Despite their power and potential, AI tools are still just mathematical models. What happens when an AI makes a decision with a negative impact on an individual or organization? The model itself cannot face any real consequence. Instead, accountability for AI and responsibility for deciding when and how it should be used is a uniquely human ethical task.
Accountability can be seen as a feature of the AI system, a determination of individual or group responsibility, and a quality of the social and technological systems in which the cognitive tools function. For AI, accountability means that not only can the system explain its decisions, the stakeholders who develop and use the system can also explain its decisions, their own decisions, and understand that they are accountable for those decisions.

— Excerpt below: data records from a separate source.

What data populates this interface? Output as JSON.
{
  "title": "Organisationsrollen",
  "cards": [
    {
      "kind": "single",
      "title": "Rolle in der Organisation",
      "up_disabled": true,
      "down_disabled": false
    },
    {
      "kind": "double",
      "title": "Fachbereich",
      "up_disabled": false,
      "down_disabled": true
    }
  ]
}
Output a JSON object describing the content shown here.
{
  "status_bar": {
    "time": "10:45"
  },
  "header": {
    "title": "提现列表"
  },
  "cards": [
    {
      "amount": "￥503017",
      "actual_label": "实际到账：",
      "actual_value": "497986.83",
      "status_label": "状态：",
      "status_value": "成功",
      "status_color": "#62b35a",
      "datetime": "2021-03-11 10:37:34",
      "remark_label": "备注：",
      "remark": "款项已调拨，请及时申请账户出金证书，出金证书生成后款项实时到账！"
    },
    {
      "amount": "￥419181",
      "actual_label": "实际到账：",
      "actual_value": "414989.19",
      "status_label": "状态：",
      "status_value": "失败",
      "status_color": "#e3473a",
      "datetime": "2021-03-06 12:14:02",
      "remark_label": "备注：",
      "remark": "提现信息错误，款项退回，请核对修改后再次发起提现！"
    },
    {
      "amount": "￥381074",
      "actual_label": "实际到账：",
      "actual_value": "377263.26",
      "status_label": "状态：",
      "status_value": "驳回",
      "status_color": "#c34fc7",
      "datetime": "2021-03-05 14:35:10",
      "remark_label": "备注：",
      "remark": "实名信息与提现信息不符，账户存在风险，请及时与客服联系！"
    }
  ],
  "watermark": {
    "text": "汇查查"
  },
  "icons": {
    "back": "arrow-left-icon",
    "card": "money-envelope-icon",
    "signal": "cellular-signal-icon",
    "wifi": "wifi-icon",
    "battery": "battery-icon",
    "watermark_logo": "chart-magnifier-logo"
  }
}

A related but distinct dimension is responsibility, wherein stakeholders ask the essential questions of not just whether they can develop and deploy a given AI tool but whether they should do so. Determining if an AI application is a responsible choice is a whole-of-enterprise activity, involving all stakeholders from the executive suite to the most junior data scientist. It demands a shared sense of accountability and an acknowledgement that when working with AI, there is a necessary standard of care.